My argument was taken from that old adage among criminals “if you can’t do the time, don’t do the crime”. Pension funds have to find their own way home, if they used derivatives as a long-term investment, I think that was ill-advised and I think the Regulator allowed LDI to become BAU without a proper assessment of the risks, now comes the reckoning.
The people at the PLSA conference are not the people actively involved in selling down assets and managing hedging strategies, though there were a large number of delegates spending much of the day on the phone or reading news articles rather than listening to the debates.
Today and tomorrow will be a reckoning for pensions and the two weeks that follow will be the reckoning for this Government.
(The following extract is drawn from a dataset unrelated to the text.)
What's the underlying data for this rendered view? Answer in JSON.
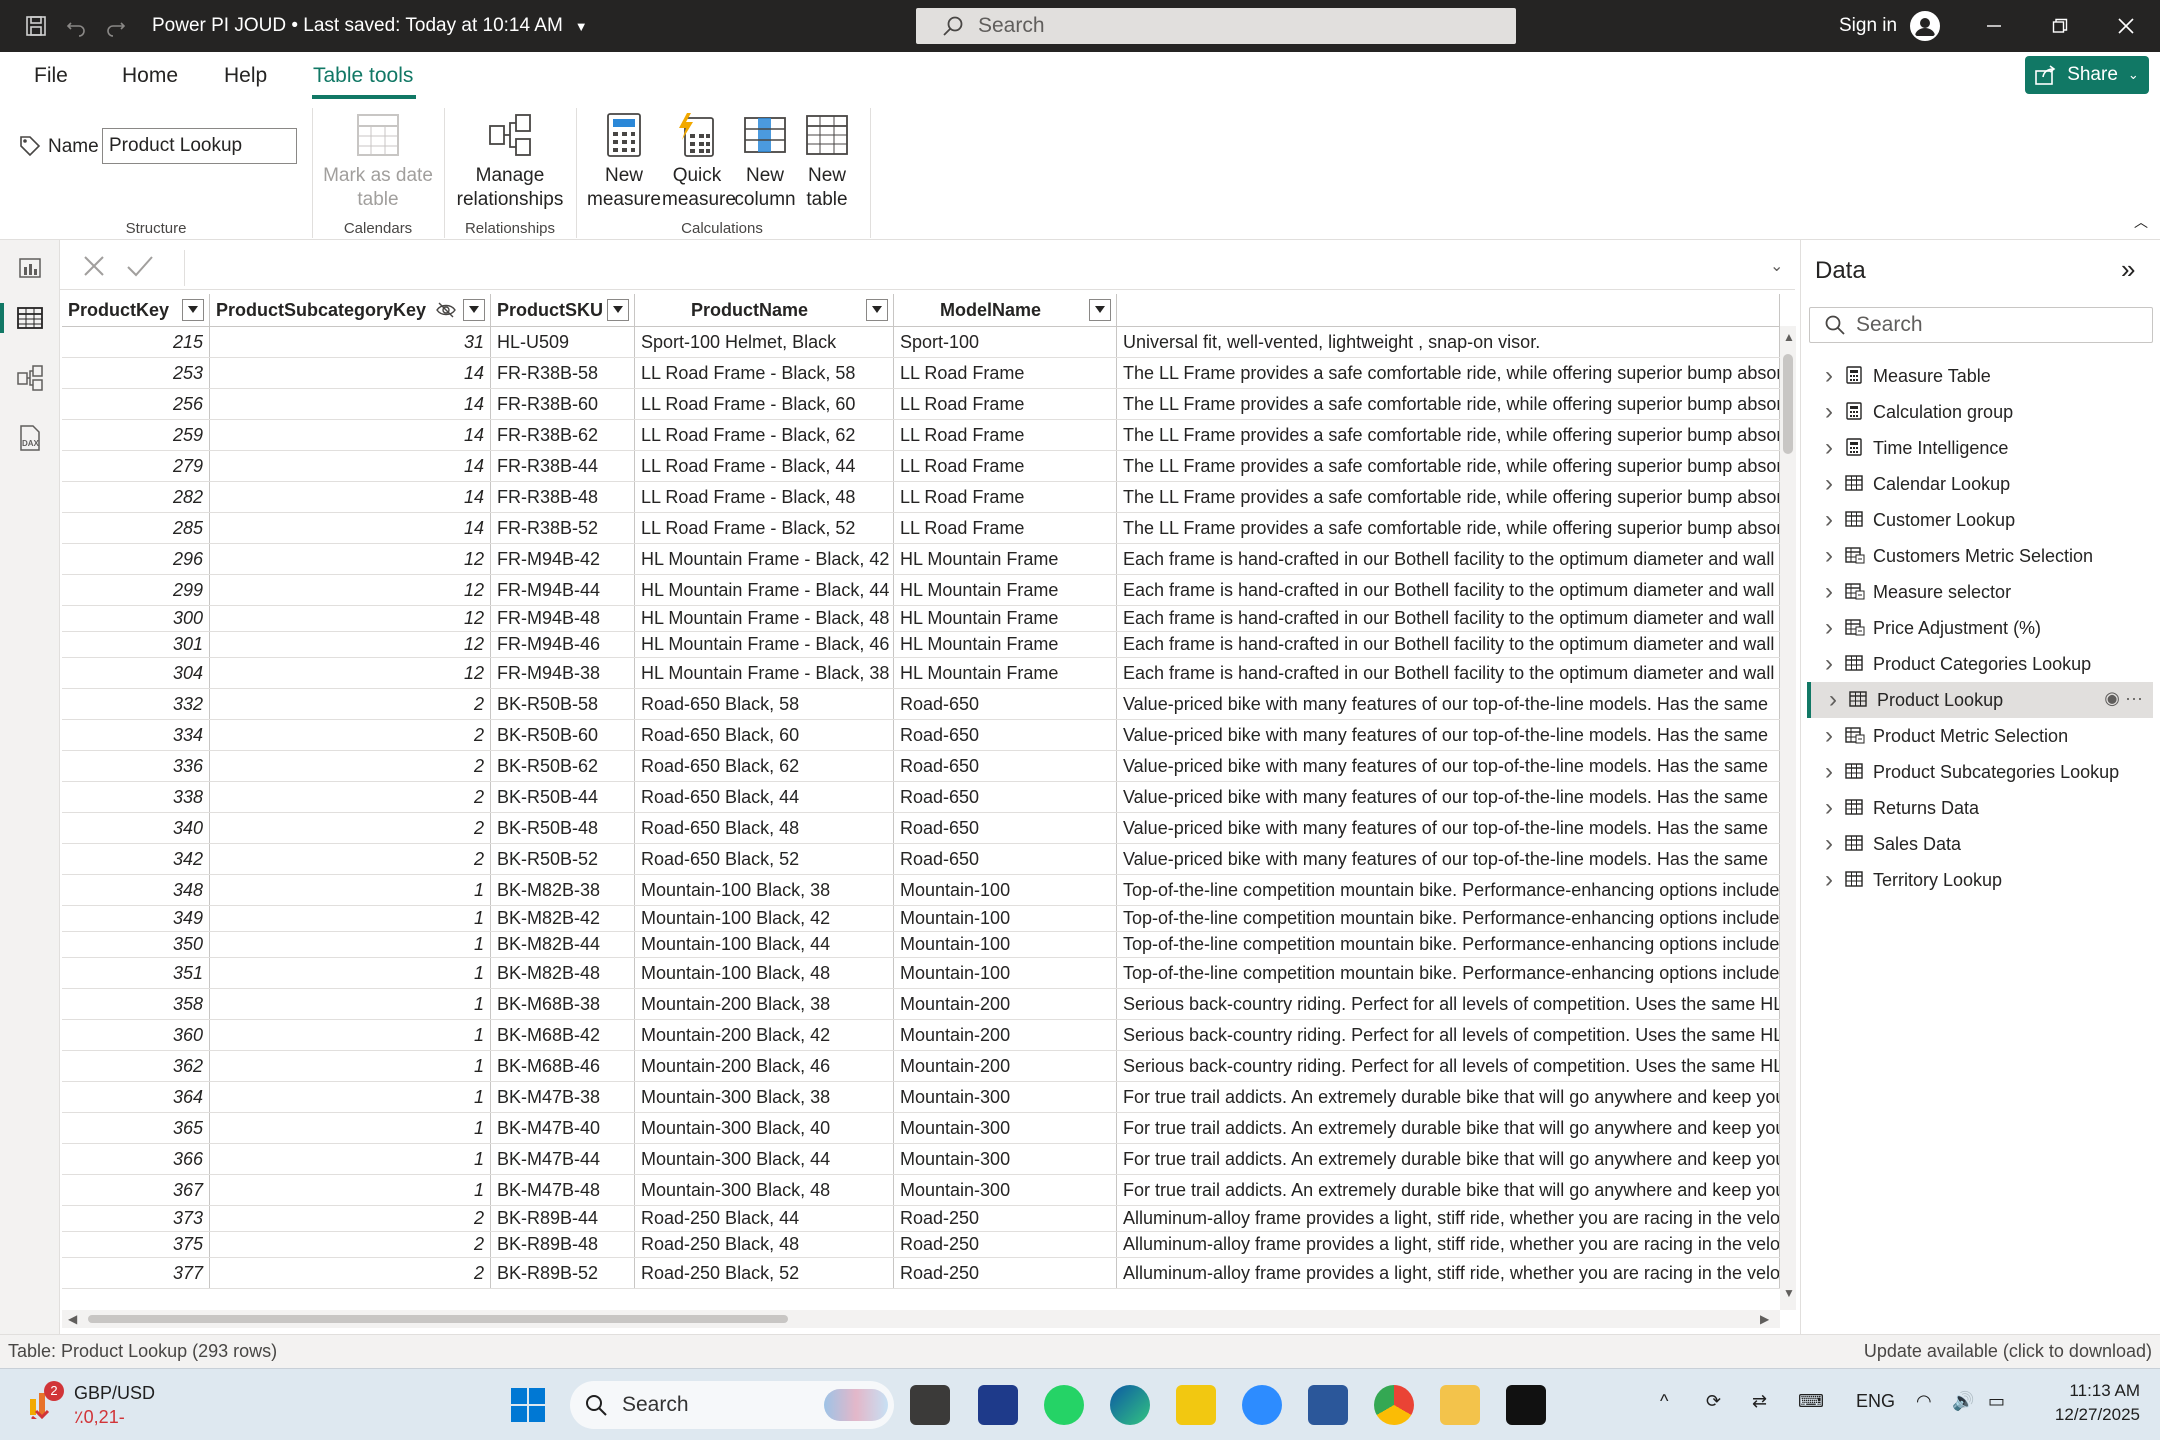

Growth cannot come out of economic capitulation and if the Government’s cost of borrowing so escalates that it cannot afford its current spending program then there will be no growth but recession and possibly a slump.
Hope for growth?
As well as being an embarrassing day for Government, yesterday was embarrassing for the Bank of England and for the FT. The BOE had apparantly briefed the FT that there would be an extension of its support for gilts and this didn’t happen. Robert Armstrong mused on this overnight and concluded that the general chaos did not seem to be reflected in a long-term risk premium that the UK would have to pay for its Government’s (and central bank’s behavior)
His conclusion gives some hope that once all this is sorted out and pension funds, mortgage payers and those dependent on public services and benefits have been delivered our pain , things may return to normal
The UK does not have a monopoly on bad governance, even at this chaotic moment. The bond market may prove surprisingly forgiving.